Good to see my Rust entry has been merged :slight_smile:

For comparison, here are some timings on a Core i7-6700HQ laptop. Since the Rust compiler uses LLVM as a backend, I have added a comparison where I have also compiled @ZiCog 's C++ code with clang. (BTW, ZiCog,my program also has a -n flag that lets you set the index of the Fibonacci number you wish to compute, no need to adjust the code).

Rust + gmp         0.004
Rust + rug         0.007
Rust + ibig        0.013
babs, decimal      0.020
ZiCog, C++, clang  0.021
decimal            0.022
ZiCog, C++, g++    0.024
binary             0.097
num_bigint         0.248

What can we learn from this?

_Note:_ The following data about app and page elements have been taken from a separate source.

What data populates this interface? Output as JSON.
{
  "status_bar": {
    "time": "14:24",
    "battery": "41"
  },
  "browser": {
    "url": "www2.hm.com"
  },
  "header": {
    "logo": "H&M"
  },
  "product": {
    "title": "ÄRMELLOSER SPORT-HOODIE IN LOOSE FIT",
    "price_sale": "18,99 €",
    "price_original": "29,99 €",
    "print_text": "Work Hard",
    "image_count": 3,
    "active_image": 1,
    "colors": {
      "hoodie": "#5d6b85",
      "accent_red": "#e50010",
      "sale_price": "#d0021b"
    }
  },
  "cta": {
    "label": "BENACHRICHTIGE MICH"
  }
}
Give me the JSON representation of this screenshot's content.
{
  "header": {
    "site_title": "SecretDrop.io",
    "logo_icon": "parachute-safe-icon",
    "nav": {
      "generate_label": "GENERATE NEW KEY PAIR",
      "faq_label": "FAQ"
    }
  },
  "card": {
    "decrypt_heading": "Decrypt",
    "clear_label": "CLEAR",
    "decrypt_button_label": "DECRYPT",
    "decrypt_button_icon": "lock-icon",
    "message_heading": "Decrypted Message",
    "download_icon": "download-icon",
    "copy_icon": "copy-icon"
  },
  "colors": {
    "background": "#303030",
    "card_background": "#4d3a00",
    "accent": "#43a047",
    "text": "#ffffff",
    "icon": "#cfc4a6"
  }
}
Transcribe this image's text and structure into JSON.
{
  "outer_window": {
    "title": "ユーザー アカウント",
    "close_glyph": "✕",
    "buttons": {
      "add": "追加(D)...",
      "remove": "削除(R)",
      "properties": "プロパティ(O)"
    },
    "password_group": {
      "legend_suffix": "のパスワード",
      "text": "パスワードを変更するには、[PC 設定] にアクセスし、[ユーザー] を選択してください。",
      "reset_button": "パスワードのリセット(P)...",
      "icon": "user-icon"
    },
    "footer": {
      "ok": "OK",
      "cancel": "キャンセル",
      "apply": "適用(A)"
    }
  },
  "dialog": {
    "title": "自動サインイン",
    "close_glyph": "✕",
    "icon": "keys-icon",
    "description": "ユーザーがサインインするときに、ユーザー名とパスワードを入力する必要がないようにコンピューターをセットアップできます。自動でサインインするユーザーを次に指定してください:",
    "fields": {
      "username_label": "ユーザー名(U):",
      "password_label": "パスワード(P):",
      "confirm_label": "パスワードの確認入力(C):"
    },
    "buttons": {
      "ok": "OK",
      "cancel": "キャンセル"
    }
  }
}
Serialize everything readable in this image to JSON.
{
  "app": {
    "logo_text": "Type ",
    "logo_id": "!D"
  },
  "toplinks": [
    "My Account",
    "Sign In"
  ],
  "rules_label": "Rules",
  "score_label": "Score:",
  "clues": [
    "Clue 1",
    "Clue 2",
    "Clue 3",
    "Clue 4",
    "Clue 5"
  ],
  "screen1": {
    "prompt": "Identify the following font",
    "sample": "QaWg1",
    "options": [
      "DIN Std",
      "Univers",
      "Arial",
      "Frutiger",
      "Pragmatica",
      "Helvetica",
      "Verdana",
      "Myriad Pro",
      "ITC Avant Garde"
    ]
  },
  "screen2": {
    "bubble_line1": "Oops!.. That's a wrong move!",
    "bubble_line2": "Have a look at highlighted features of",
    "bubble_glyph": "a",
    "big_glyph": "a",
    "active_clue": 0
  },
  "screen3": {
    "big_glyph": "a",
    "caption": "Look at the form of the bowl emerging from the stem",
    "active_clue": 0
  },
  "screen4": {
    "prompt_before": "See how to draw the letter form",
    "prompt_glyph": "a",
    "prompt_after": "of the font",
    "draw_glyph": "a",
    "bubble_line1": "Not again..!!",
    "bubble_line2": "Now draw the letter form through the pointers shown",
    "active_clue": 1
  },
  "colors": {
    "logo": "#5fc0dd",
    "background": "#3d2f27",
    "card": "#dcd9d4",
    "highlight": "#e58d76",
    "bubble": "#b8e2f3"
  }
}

Not all that much that we did not already know. If you want speed, use gmp. @tczajka is doing a stellar job with his pure Rust ibig library. If you only use Karatsuba multiplication, you will all end up in the same ballpark (variations in the timings are larger than the differences between the different solutions here). Conversion to decimal in num_bigint is slow, something the author is aware of and trying to fix. Same for my own code, though less extreme. And for some reason, my 5 year old laptop is faster than a MacBook Pro :smiley:

  • You can convert from primitives to BigUint with the From/Into traits, there's no need to parse them from strings.
  • There's no need for nth to be a BigUint if it's coming from an usize anyway. Also, there's no way you could ever compute the usize::MAX-th fibonacci number anyway since the address space would not be enough to store the intermediate results.
  • You can do operations between BigUint and primitives, so you don't need zero, one and two.
// Import bigUint
use num::BigUint;
// Write to file
use std::fs::write;

// Get the final value
fn fibonacci(nth: usize) -> BigUint {

// Head recursion
fn fib(nth: usize) -> (BigUint, BigUint) {
    // Break recursion if fib reaches zero
    if nth == 0 {
        return (0u8.into(), 1u8.into());
    // Would number divide evenly by 2?
    let modulo_rem = nth % 2;
    // Subtract nth by modulo rem and divide by 2 to do floor division
    let (a, b): (BigUint, BigUint) = fib((nth - modulo_rem) / 2);

    // Algorithm...
    let c = &a * (&b * 2u8 - &a);
    let d = &a * &a + &b * &b;

    if modulo_rem == 1 {
        let summed = c + &d;
        return (d, summed);
    } else {
        return (c, d);
fn main() {
    let data = fibonacci(500000);
    write("fib.txt", data.to_string()).expect("Unable to write file");